The Lord’s Prayer, Part 9
“Forgive us our debts, as we also have forgiven our debtors.” (Matthew 6:12) By debts, Jesus is not referring to financial indebtedness, but our sins. The New Living Translation renders this verse, “And forgive us our sins, as we have forgiven those who sin against us.” Just prior to modeling this prayer, Jesus reminded His listeners, “Your Father knows what you need before you ask him.” (Matthew 6:8) If God knows what we need before we ask Him, then why ask? We ask God because it’s fitting to do so.
As we read or pray this prayer, it would be easy for us to see our “daily bread” or the “forgiveness of our debts” as the focal things, but they aren’t. The focal thing in this prayer is God and our relationship with Him. When we express our need to Him for bread and for forgiveness, we interact with Him in a way that cultivates our relationship with Him and acknowledges who He is. God is not merely the “bread-Giver” or “Forgiver,” He is our Father. “If you, then, though you are evil, know how to give good gifts to your children, how much more will your Father in heaven give good gifts to those who ask him!” (Matthew 7:11)
I also recently heard someone claim that if one is “in Christ,” then that person is already forgiven all past, present and future sins and need no longer ask forgiveness. This statement is an attempt to reduce our relationship with God to mere dogma or theology. Think of this in terms of relationship instead. If a husband says, “I don’t need to tell my wife I love her, she already knows that,” he is depriving his wife and himself of the expression of and cultivation of their love relationship. The same is true for us if we say we don’t need to ask God forgiveness.
When we sin, we need to confess our sins, humble ourselves before God and ask His forgiveness. Sin rifts any relationship. Forgiveness repairs that rift. Theologically we know that God will forgive us before we ask Him, but experientially we need to ask Him. We need to express our sorrow over sin and resolve to love and follow Him. This is all necessary for a healthy relationship. (See 1 John 1:9.)
But there is a second part of this prayer of forgiveness. We’ve already asked for God’s kingdom to rule in our hearts and lives. One of the ways we live that out most fully is by forgiving others when they sin against us. We want to be like our Father, who is loving, long-suffering and forgiving. Can we really expect Him to forgive us if we refuse to forgive others? In fact, shortly after this prayer, Jesus commented, “For if you forgive other people when they sin against you, your heavenly Father will also forgive you. But if you do not forgive others their sins, your Father will not forgive your sins.” (Matthew 6:14-15)
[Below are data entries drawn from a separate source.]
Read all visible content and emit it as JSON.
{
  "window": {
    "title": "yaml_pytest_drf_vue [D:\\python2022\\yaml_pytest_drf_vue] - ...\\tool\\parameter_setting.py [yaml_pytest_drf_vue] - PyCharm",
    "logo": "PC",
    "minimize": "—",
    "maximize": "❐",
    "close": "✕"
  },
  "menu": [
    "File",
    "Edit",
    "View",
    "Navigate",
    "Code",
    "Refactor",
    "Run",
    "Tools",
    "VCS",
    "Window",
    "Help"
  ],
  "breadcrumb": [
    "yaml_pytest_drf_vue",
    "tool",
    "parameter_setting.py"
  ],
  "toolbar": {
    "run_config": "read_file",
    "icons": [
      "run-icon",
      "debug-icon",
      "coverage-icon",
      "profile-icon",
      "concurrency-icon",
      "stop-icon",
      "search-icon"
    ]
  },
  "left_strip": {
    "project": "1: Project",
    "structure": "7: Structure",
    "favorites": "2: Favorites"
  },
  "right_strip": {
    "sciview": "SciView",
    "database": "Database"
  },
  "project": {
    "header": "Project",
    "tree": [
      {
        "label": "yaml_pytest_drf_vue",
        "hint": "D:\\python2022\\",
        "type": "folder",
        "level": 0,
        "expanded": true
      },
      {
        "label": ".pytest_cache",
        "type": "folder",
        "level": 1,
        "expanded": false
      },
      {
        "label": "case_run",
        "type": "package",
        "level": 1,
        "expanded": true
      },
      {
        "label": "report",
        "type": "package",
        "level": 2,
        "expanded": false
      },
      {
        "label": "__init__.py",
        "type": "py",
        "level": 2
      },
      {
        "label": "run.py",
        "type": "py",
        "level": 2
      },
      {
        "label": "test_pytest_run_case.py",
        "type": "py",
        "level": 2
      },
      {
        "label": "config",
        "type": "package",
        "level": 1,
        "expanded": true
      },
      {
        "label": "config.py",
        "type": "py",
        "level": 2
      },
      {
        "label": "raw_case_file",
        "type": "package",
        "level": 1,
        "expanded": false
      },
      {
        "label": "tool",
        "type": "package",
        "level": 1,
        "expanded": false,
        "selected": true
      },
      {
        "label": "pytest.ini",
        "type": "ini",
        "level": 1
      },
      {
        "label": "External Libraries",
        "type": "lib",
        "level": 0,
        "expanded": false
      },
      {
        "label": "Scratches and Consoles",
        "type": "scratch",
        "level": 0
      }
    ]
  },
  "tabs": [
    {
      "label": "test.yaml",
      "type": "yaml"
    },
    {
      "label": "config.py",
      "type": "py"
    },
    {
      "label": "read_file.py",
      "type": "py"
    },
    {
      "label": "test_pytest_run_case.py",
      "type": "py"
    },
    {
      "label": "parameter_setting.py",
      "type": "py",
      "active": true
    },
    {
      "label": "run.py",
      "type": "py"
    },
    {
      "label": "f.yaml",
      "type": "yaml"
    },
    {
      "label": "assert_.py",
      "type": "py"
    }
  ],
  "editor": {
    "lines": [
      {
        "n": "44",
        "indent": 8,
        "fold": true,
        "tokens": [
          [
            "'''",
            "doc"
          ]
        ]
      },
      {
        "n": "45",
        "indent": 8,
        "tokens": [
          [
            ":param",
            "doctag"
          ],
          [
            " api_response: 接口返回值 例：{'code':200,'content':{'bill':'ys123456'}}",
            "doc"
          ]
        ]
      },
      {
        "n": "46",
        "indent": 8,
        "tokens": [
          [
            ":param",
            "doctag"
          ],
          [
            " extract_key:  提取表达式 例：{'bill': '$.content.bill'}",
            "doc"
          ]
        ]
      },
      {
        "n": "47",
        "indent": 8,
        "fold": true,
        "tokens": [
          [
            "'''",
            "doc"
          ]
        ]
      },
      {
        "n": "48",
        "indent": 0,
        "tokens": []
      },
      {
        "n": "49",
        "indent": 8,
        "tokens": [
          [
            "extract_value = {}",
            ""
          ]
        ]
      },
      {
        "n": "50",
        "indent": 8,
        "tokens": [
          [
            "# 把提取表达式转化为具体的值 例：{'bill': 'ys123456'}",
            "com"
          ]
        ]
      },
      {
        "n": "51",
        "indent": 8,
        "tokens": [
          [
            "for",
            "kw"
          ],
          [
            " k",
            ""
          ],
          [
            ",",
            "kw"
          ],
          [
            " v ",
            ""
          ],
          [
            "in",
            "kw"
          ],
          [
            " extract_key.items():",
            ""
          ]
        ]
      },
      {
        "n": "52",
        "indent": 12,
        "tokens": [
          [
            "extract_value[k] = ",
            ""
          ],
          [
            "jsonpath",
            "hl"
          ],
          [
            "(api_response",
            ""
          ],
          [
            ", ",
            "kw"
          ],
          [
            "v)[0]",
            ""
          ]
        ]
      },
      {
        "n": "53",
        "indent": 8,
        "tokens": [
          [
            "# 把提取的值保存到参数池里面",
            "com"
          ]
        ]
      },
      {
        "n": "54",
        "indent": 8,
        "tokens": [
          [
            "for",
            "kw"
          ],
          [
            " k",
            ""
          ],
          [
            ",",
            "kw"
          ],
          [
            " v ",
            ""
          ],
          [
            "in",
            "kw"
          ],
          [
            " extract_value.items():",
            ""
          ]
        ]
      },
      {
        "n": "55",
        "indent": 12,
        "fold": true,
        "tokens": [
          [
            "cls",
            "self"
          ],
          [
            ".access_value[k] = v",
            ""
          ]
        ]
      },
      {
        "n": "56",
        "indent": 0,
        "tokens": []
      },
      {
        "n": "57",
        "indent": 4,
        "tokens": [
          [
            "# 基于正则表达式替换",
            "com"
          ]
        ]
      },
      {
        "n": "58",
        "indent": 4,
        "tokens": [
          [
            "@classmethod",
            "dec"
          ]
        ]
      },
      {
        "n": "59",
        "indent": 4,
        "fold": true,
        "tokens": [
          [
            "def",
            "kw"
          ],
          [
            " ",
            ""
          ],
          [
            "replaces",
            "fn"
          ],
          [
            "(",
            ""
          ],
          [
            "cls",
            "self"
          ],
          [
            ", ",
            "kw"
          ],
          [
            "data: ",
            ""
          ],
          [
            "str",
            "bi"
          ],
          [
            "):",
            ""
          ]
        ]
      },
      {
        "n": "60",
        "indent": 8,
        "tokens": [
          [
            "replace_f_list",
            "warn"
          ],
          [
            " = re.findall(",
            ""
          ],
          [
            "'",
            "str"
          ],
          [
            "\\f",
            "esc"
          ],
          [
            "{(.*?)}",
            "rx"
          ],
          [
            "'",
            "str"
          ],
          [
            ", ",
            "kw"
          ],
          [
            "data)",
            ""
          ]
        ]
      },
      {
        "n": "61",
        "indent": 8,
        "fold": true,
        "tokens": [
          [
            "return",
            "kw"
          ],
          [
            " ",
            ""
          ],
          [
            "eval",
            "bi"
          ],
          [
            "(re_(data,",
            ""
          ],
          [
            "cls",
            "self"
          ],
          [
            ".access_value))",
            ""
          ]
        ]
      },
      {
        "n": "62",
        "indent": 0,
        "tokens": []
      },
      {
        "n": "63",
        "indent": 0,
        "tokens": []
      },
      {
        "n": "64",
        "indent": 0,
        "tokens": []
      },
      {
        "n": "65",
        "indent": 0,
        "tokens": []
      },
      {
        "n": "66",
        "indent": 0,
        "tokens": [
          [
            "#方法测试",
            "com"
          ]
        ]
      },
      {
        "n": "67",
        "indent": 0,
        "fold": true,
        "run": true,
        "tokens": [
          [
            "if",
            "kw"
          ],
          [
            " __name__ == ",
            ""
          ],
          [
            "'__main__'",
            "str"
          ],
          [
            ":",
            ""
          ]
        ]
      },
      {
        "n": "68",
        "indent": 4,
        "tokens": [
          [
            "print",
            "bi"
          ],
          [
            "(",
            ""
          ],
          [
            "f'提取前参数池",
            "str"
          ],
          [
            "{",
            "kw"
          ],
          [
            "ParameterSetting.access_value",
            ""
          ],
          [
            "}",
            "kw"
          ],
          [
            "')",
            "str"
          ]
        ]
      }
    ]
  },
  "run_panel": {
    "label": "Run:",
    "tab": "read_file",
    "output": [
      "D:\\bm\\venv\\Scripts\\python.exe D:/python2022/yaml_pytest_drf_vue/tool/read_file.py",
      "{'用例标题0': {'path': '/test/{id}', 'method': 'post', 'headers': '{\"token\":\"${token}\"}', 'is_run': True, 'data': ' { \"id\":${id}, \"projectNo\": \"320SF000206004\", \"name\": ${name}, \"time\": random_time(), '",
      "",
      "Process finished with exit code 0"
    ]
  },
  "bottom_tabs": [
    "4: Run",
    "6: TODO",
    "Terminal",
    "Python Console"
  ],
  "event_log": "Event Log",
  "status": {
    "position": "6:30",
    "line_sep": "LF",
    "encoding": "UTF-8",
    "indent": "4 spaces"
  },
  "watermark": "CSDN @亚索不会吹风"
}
A friend who discipled me many years ago coached me to “keep short accounts” with God and with others. What he meant was to attend to our relationships in such a way that we would never be harboring ill-will toward someone or withholding forgiveness from someone. In this same spirit we pray to our heavenly Father, “Forgive us our debts, as we also have forgiven our debtors.”
©2011 Rob Fischer